Before dinner on October 3rd, I sat with my host father and brother in front of the TV. CNN was playing, and the words “59 Dead, 527 Injured in Las Vegas Massacre” dominated the bottom of the screen. It was the first time I had watched TV in three weeks and the last time I hope to ever hear words like that.
With pretty much no access to technology here in Nepal apart from the occasional email or Yak post, I feel very disconnected from my world at home. It’s almost as if my life is on pause- like everything is just how I left it. I don’t see any social media posts of my friends or family and I don’t get breaking news updates sent to my phone. It’s hard to picture how life moves on at home due to the minimal contact. However, as I sat in front of the TV that night, it was like I awoke from a dream. These past few weeks in Nepal have been some of the best of my life. I have laughed until I cried on multiple occasions, I have seen the most spectacular landscapes, and I have been introduced to a fascinating country and culture. My reality since I left home has been filled with amazing friends and happy times. However, the sort of bubble I have been living in popped as soon as I heard the news of the shooting. I then started to think about the separate realities that exist in my life now that I am so far away from home.
The reality of my life here in Patan is much different than I am used to. Here, I spend hours each day navigating the crowded, narrow streets, hoping I can find my way home at the end of the day. Here, I spend nights reading, writing, and watching the sunset with my family rather than distracting myself with technology. Here, I am surrounded and welcomed by the most amazing people who offer me copious amounts of chiya and daal bhat. Here, I spend hours each day observing my ISP mentor (and host father) as he crafts impeccable silver jewelry , and then I mostly fail when he asks me to try. Here, I stumble through Nepali language classes and embarrass myself when I practice with my family. Here, my reality is so very different than at home, but it has become normal.
There, my bedroom sits empty and my parents are down to only one child living at home. There, my friends are settling into college and learning a lot of independence in the process. There, the leaves are starting to change as the days get cooler and cooler. There, life has moved on without me, but not necessarily in a positive direction. There, hundreds of individuals have fallen victim to a senseless act of violence. There, families are grieving and worried for their loved ones. There, millions of people are supporting a community in need during this impossibly difficult time. There, life is not paused.

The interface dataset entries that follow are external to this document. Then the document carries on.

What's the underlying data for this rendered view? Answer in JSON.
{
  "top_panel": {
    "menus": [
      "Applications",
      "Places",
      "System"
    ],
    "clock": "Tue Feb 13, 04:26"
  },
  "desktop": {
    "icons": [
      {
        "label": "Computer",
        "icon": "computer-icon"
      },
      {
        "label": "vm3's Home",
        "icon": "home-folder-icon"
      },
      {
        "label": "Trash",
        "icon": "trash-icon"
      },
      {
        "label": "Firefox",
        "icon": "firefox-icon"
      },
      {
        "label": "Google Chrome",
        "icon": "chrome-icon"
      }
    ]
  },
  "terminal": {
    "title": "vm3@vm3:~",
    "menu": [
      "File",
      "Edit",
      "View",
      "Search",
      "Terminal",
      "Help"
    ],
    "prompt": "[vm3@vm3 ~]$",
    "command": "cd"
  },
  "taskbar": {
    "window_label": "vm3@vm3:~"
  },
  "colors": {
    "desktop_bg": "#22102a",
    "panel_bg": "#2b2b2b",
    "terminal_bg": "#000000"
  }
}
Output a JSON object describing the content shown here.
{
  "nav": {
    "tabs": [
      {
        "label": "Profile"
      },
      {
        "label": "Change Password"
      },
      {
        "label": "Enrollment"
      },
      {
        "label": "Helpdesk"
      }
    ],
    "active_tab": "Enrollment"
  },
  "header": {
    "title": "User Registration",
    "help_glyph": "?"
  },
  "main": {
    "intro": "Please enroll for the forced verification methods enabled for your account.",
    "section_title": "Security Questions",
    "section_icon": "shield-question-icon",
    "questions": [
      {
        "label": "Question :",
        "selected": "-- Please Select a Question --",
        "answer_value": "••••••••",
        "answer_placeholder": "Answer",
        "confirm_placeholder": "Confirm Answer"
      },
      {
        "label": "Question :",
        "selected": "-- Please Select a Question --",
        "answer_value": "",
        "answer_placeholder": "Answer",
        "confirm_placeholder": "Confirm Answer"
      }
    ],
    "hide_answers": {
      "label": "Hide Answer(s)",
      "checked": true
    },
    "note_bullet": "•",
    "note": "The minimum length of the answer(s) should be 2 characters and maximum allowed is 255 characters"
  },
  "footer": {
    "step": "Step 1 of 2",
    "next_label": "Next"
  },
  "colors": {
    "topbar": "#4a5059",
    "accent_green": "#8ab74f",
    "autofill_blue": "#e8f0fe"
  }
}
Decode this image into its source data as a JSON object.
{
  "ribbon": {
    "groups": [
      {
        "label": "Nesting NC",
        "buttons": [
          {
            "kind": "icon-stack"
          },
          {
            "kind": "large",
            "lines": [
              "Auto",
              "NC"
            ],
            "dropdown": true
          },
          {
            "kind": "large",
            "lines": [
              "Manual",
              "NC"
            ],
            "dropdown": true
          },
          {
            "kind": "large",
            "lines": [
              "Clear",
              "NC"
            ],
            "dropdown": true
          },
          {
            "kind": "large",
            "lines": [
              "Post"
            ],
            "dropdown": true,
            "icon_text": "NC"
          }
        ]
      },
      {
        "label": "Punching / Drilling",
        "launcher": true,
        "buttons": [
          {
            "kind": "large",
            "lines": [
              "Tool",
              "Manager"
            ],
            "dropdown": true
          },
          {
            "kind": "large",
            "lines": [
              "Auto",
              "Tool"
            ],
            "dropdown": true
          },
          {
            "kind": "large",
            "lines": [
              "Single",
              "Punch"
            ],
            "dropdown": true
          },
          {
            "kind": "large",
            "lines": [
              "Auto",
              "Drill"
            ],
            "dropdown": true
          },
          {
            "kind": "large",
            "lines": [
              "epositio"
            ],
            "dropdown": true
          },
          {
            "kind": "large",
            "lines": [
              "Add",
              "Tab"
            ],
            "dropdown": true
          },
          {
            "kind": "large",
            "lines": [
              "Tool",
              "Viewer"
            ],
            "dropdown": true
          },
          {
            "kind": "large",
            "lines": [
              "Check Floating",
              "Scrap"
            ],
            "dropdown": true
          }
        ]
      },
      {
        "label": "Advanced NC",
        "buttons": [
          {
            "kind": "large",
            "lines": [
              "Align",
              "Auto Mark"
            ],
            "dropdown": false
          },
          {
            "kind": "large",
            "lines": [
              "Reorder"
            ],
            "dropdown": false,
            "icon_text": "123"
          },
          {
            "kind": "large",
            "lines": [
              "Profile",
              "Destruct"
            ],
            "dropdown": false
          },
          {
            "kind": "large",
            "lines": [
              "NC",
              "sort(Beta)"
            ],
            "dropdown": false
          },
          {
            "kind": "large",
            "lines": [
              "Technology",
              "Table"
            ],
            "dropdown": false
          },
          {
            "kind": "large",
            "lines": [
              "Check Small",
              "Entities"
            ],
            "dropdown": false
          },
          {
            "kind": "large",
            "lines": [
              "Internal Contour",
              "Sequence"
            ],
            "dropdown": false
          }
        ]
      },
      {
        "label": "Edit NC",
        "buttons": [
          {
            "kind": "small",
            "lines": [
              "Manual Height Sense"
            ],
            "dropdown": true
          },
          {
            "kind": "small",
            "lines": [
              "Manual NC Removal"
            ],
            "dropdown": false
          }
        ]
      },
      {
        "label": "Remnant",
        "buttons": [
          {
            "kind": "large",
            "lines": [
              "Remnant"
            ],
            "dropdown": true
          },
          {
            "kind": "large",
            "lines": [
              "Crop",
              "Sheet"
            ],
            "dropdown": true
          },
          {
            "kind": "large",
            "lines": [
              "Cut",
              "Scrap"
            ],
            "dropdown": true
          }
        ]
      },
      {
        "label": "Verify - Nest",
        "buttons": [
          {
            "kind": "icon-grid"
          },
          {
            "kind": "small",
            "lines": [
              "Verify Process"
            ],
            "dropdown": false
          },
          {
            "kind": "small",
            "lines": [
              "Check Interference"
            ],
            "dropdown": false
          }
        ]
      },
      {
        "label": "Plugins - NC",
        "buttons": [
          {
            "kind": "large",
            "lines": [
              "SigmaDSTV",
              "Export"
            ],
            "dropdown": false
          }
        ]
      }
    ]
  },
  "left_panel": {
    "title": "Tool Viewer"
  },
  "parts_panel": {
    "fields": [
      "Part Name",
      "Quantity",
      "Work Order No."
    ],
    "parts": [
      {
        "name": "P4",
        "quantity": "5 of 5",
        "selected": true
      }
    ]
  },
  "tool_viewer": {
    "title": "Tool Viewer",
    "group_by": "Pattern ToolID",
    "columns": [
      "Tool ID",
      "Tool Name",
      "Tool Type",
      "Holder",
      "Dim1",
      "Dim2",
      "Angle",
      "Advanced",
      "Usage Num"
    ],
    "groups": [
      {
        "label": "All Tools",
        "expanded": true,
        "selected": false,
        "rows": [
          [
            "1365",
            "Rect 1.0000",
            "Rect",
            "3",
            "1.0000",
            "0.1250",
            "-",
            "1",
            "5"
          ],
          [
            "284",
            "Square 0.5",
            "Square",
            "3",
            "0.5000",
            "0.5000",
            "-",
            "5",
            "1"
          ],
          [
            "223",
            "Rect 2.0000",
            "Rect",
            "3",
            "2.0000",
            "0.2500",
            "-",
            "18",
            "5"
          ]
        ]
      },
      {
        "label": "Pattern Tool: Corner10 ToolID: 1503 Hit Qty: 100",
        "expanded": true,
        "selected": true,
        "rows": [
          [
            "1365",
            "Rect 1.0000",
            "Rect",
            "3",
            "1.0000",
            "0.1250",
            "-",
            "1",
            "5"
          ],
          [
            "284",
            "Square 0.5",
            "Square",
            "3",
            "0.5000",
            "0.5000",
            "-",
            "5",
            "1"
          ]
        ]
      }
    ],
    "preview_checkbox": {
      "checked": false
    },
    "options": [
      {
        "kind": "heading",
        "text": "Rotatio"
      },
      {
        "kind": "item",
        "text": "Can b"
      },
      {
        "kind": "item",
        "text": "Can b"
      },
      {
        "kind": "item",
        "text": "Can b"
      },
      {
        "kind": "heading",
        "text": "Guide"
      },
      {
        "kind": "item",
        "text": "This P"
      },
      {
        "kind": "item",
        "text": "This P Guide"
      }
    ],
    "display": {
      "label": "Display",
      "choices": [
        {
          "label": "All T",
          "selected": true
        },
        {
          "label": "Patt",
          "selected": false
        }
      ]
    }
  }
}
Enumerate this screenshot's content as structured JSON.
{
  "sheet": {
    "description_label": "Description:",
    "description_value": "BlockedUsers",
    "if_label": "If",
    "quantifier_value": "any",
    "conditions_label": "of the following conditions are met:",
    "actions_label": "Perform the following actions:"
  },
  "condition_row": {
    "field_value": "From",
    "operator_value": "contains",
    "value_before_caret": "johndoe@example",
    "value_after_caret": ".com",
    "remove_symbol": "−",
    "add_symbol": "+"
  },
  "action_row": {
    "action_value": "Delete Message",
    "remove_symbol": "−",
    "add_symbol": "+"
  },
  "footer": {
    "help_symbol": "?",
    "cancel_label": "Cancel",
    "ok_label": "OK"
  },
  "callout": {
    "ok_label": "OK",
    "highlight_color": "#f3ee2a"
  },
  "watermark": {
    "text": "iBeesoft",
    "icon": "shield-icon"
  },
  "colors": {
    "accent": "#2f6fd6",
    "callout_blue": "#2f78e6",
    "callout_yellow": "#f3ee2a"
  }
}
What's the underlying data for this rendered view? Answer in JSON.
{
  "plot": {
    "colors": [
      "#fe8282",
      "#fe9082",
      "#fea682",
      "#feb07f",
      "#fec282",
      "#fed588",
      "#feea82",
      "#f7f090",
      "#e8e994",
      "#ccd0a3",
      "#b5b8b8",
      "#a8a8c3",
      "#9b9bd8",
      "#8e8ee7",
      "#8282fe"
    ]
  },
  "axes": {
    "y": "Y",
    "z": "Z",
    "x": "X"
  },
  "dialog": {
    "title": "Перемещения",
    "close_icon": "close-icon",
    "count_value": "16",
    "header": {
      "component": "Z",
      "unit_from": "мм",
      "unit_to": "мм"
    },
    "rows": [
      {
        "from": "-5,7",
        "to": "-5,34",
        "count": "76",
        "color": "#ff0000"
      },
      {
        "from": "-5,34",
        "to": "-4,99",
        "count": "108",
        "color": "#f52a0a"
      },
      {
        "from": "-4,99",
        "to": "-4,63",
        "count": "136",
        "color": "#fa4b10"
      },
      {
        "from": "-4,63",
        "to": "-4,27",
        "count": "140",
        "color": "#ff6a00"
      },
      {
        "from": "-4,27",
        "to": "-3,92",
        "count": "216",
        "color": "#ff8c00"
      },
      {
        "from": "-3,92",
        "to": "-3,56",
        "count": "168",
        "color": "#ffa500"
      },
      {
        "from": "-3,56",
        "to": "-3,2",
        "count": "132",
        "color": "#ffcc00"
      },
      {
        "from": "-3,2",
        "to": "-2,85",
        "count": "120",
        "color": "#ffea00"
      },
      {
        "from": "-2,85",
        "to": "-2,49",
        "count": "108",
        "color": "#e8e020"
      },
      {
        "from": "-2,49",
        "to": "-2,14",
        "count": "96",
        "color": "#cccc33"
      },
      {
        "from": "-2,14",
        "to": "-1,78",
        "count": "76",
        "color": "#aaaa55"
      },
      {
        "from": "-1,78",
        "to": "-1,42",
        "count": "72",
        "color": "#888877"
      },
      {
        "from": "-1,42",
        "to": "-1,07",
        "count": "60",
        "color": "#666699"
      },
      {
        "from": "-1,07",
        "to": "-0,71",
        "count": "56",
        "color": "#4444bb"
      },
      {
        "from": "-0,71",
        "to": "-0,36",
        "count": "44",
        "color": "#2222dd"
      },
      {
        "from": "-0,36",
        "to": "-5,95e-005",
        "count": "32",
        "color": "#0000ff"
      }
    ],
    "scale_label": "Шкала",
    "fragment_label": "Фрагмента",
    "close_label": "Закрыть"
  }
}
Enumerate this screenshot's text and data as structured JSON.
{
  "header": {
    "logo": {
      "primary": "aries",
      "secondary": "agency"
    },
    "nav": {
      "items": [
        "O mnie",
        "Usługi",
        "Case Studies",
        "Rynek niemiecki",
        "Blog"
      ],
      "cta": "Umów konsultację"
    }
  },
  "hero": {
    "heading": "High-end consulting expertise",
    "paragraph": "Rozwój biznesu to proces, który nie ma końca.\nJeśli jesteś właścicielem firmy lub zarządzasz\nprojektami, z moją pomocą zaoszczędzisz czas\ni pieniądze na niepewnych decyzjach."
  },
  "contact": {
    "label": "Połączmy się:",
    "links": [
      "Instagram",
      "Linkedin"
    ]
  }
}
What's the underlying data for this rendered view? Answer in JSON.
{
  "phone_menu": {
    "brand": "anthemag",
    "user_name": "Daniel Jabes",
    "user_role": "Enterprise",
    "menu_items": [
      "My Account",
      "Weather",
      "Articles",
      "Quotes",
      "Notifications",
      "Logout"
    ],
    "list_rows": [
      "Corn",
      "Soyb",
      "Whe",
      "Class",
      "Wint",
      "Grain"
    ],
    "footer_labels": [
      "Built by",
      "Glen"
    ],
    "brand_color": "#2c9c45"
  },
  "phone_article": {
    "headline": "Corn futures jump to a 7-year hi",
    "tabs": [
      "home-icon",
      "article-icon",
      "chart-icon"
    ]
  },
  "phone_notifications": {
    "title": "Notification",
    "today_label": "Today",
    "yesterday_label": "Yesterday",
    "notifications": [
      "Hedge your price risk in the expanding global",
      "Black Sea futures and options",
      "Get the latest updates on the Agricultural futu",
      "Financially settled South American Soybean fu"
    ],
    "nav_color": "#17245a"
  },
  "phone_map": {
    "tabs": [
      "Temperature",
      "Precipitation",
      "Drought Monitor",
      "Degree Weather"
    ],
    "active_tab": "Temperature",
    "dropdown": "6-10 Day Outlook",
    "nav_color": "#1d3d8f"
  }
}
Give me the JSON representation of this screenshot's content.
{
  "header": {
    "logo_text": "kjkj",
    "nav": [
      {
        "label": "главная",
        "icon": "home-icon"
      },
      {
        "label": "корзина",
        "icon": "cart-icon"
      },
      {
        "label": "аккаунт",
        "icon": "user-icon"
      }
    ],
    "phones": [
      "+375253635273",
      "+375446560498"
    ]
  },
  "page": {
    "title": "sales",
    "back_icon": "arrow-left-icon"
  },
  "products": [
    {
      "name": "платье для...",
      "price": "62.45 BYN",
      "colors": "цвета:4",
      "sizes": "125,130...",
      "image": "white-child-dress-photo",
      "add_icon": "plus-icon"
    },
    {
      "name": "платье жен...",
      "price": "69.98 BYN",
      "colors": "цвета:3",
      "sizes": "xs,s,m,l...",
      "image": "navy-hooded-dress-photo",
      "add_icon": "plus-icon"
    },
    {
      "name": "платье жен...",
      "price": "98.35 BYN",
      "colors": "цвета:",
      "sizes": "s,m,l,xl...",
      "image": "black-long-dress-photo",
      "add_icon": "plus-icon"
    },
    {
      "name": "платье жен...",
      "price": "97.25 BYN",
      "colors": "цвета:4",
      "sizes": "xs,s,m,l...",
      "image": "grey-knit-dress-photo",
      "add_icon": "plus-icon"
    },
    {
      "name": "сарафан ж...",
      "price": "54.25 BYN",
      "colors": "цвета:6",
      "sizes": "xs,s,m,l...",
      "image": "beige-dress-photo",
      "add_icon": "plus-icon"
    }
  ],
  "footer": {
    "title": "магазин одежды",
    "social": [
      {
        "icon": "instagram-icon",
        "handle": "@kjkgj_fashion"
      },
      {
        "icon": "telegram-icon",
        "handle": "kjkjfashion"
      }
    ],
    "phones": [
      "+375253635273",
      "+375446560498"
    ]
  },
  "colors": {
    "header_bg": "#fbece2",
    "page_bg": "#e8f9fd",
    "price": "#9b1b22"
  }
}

There is not here. Here is not there. And while it is important to live with what’s here, it is equally as important not to forget whats there. These past few weeks, I have been a little to caught up in my own reality and I have neglected to fully consider the reality of the rest of the world. It’s easy to lose perspective and forget about other problems around the world when life is good. However, in order to move forward as a society, it’s important that we look beyond our own reality for clarity and guidance.
In my last Yak post, I used teacups as a metaphor to describe the impermanence of life as we know it. This week in Las Vegas, the teacup broke and left pieces scattered all around. The teacup will never be as it once was, but the truth of impermanence carries on and continues to challenge me to appreciate every moment that I have here.